Most recent customer reviews
A rally in Central Park to protest against gay bashing encounters a murderous drive-by resulting in five people down and two dead. Read morePublished on Feb. 10 2001 by Midwest Book Review
I decided to read this because I am a fan of Maggie Estep, and she is a fan of Vachss. The story line sounded interesting, and although I am unfamiliar with the characters in his... Read morePublished on Dec 28 2000 by D. N. Oliveira
A fast-paced and dark descent into a fascinating story. When Burke's bisexual girlfriend is killed at a gay rights rally, he vows to find the culprit. Read morePublished on Aug. 28 2000
Any book by Vachss is part of a crusade against the exploitation of children, sexually or otherwise. That is a worthy cause, and in addition, the books are good. Read morePublished on Aug. 10 2000 by T. Bekken
Andrew Vachss creates the truest, most three-dimensional characters in fiction, people whose emotions are real and whose language is expressive. Read morePublished on July 27 2000 by terri nolan
Andrew Vachss has a gift for exposing the ugliness masked under pretty gilding, and the glory of love hidden by hard exteriors. Read morePublished on July 18 2000
Vachss never fails to deliver a powerful story built to bowl the reader over.
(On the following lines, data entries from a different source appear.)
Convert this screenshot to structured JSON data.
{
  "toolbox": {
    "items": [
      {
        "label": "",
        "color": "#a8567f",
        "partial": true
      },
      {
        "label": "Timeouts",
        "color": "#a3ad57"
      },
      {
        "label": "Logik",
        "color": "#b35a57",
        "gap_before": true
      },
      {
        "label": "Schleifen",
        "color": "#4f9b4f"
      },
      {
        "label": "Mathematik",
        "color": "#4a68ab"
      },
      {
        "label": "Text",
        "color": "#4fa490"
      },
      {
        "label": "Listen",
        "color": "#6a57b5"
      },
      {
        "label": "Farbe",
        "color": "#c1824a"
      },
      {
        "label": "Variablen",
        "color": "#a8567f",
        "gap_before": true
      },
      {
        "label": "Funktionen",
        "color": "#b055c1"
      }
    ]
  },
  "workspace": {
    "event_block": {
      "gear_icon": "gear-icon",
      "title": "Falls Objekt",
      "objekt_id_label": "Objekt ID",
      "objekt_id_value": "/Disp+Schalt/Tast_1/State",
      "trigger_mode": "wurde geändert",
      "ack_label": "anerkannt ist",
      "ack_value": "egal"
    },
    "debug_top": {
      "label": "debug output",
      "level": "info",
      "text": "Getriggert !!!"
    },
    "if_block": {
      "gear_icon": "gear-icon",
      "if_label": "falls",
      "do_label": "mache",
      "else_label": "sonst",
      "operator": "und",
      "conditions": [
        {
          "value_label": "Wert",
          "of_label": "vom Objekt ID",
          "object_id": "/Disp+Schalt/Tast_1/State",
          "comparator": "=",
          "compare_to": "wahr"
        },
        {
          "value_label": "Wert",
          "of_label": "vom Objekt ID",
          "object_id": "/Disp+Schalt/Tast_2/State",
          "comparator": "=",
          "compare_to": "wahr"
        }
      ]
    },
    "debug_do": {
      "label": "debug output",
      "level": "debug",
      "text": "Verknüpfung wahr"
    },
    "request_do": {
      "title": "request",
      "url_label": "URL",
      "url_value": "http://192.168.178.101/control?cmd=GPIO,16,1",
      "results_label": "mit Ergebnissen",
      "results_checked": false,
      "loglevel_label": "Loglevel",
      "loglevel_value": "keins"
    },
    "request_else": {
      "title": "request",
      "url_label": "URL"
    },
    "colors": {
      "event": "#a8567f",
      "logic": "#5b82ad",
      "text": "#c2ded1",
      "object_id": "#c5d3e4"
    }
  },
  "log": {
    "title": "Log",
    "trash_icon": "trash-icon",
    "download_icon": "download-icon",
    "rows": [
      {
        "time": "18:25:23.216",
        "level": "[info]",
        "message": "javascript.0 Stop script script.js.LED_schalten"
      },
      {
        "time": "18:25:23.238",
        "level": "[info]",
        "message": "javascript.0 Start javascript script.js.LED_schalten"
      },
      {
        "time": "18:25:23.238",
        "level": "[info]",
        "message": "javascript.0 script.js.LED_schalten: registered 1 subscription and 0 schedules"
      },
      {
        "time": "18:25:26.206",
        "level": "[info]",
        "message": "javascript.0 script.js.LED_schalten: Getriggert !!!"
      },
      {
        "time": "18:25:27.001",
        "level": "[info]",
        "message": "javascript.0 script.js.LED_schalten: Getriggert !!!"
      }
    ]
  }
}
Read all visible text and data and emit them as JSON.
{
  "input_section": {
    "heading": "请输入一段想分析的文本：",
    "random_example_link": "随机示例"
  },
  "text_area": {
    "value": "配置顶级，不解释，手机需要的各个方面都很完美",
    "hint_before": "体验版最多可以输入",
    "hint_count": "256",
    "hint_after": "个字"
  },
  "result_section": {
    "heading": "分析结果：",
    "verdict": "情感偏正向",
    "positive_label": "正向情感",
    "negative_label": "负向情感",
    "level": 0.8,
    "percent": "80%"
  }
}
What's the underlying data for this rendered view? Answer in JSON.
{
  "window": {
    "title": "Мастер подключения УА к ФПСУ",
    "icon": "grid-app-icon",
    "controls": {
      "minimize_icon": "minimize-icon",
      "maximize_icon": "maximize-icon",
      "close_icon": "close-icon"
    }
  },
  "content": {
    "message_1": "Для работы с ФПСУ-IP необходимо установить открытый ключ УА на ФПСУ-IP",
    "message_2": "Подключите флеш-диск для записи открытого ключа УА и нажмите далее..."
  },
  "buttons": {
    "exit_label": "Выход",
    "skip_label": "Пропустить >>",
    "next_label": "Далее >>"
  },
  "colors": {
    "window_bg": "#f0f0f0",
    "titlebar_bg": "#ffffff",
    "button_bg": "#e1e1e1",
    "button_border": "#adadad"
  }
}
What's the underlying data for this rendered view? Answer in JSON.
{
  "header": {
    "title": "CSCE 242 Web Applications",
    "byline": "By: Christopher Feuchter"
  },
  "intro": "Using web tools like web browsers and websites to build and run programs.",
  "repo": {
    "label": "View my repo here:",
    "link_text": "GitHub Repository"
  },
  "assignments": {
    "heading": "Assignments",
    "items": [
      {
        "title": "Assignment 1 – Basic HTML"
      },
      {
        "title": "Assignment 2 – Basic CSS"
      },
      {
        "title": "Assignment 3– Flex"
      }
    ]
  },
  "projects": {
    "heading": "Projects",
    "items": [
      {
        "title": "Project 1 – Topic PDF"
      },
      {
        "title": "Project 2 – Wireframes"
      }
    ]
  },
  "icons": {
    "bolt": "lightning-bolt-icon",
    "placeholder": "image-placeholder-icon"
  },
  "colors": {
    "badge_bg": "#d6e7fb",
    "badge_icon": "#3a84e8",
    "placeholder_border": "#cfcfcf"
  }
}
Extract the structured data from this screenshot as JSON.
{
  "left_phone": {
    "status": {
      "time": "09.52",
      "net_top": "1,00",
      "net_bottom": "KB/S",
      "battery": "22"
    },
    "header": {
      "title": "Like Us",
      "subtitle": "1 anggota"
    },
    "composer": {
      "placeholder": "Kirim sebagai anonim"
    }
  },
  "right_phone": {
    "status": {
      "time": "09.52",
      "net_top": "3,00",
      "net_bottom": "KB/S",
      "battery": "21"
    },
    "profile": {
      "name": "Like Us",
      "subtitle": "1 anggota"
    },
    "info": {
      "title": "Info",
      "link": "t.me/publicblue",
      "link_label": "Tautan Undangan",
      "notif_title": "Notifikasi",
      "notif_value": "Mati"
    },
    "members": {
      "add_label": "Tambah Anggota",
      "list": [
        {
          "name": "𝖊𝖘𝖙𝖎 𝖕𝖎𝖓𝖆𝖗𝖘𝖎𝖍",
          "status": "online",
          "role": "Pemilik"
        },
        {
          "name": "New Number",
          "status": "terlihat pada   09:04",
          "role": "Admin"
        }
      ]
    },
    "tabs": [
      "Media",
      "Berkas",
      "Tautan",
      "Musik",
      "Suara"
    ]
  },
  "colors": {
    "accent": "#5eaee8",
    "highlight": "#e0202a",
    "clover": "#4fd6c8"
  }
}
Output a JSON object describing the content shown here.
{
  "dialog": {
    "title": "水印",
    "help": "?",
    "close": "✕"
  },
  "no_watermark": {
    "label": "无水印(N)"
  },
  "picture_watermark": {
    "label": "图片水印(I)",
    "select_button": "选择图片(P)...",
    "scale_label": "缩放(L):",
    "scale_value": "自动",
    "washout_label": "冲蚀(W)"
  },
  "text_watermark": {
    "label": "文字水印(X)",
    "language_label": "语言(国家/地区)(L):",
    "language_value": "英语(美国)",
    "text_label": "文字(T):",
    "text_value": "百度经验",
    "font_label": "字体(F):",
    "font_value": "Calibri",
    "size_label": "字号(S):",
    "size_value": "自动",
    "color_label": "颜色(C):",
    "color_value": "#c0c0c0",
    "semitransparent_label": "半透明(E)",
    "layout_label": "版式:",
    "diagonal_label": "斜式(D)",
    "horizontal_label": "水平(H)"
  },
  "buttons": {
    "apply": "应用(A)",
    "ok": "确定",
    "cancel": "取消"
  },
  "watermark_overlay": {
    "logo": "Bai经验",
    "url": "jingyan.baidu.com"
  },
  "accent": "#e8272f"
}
CHOICE has a multi-layered and complex plot that builds on the story of bisexual Crystal Beth, first... Read morePublished on July 12 2000 by tina h.
For whatever reason, this author's fiction has been steadily declining in quality for about half a decade, and this latest Burke novel to appear in paperback continues the... Read morePublished on July 7 2000 by Rory Coker